In February 2021, Senators Raphael Warnock (D-GA) and Cory Booker (D-NJ) introduced the Emergency Relief for Farmers of Color Act in Congress. The sponsors’ intention was both to pay off the outstanding loan debt mentioned above that was due to USDA bias, and to respond to the hardships of the COVID-19 pandemic.
The measure was included as Sections 1005 and 1006 in the March 2021 American Rescue Plan (ARP). In the ARP, $4 billion was allocated for debt relief for Black farmers along with another $1 billion for outreach and education for socially disadvantaged farmers. USDA told 17,000 farmers of color, including 3,100 Black farmers, that relief was on the way. With assurances that checks were literally in the mail, many struggling farmers used the promised money as credit for the 2021 season.
But instead, white farmers in at least five states (WI, TX, WY, FL, TN), backed by rightwing legal firms, filed lawsuits against the Biden Administration and USDA, claiming that the program was discriminatory. In June 2021, a US district court judge in Florida issued a preliminary injunction against the payments being dispersed, putting the debt relief on hold indefinitely.
Looking towards the next major federal spending bill, then called Build Back Better, Black farmer advocates worked closely with Congressional offices on language to include that would resolve the debt relief situation. But as Build Back Better became the Inflation Reduction Act (IRA), the compromise language was not included. Instead, the IRA repealed Section 1005 of the ARP, eliminating the debt relief program altogether.
The IRA created two funds in place of the promised Black farmer debt relief. One is for farmers and ranchers who have experienced discrimination before 2021, the other allows USDA to make payments for loans or loan modifications to farmers who face financial distress, giving USDA broad discretion in who will benefit from these payments.

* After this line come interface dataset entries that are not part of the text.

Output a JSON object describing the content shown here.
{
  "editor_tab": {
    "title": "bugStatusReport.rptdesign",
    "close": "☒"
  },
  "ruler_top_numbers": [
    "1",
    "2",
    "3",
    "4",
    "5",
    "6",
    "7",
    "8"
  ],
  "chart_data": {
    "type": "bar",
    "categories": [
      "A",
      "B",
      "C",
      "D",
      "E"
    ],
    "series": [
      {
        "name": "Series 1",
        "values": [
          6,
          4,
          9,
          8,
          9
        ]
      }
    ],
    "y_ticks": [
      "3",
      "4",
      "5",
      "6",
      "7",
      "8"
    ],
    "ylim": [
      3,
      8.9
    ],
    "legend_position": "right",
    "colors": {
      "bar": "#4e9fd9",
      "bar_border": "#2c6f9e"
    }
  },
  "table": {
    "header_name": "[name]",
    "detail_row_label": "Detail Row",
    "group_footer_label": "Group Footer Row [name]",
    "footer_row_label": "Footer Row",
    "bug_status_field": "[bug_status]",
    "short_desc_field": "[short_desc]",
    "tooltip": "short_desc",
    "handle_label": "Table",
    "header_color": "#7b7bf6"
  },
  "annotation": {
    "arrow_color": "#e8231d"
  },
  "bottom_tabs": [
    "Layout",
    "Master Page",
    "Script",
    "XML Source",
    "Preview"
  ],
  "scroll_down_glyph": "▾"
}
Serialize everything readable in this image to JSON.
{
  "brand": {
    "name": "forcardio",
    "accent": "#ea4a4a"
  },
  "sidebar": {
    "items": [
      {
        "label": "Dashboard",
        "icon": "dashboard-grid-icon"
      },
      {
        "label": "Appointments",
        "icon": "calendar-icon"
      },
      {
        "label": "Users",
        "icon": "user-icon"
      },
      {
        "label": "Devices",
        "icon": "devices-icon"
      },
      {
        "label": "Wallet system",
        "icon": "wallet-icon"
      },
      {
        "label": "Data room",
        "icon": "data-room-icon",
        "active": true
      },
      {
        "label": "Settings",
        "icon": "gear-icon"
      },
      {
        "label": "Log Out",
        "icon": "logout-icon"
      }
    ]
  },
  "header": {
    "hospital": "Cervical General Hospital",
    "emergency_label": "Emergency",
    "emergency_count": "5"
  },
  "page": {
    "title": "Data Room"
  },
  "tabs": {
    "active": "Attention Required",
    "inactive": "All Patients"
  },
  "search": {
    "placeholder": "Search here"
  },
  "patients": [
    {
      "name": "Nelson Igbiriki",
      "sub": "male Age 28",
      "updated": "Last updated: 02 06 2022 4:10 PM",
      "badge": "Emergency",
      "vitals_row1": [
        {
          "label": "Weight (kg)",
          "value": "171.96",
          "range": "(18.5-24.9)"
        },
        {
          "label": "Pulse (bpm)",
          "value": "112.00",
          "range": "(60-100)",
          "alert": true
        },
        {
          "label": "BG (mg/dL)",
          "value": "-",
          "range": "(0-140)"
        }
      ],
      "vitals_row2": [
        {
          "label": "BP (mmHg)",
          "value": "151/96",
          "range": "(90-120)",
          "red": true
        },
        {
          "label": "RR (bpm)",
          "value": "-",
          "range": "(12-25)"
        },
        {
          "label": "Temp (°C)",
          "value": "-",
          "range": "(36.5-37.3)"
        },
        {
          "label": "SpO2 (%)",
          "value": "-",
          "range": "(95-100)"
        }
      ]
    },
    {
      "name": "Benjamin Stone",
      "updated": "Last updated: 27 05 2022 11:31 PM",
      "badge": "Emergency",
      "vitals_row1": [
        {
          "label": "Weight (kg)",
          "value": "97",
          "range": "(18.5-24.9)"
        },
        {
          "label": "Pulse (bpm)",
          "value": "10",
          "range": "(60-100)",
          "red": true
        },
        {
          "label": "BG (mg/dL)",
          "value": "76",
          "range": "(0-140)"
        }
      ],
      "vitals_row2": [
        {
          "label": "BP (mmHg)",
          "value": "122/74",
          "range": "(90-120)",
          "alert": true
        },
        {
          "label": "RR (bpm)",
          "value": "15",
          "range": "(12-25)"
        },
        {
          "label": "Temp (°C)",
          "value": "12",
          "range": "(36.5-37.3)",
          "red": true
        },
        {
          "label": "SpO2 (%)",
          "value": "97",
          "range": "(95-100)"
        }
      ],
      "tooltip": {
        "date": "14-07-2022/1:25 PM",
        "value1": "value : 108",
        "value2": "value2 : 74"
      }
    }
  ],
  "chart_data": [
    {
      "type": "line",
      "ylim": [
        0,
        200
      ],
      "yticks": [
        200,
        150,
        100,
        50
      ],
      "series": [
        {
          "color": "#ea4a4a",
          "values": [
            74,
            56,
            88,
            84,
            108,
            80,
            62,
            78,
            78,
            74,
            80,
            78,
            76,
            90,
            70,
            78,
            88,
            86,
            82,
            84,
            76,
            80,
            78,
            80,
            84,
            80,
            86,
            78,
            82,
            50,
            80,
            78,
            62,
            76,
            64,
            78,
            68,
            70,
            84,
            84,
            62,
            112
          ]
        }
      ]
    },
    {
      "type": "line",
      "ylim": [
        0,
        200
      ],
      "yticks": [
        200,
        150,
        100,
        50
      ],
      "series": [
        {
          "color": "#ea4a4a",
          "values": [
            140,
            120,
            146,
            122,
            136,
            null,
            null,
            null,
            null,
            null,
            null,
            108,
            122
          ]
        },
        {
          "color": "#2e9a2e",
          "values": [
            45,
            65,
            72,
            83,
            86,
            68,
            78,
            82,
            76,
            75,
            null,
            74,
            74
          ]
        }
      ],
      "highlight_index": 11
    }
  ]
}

Advocates for Black farmers are angry and frustrated about how the situation has turned out, though they are not surprised, given a long history of both discrimination and broken promises to Black farmers from USDA. In many cases, advocates are now focusing on strategies to ensure Black farmers are well connected with the resources available to them through federal and state programs.
State legislators can support these and other efforts through legislation, appropriations, outreach, and other strategies. If you would like help thinking through options for your state, be in touch!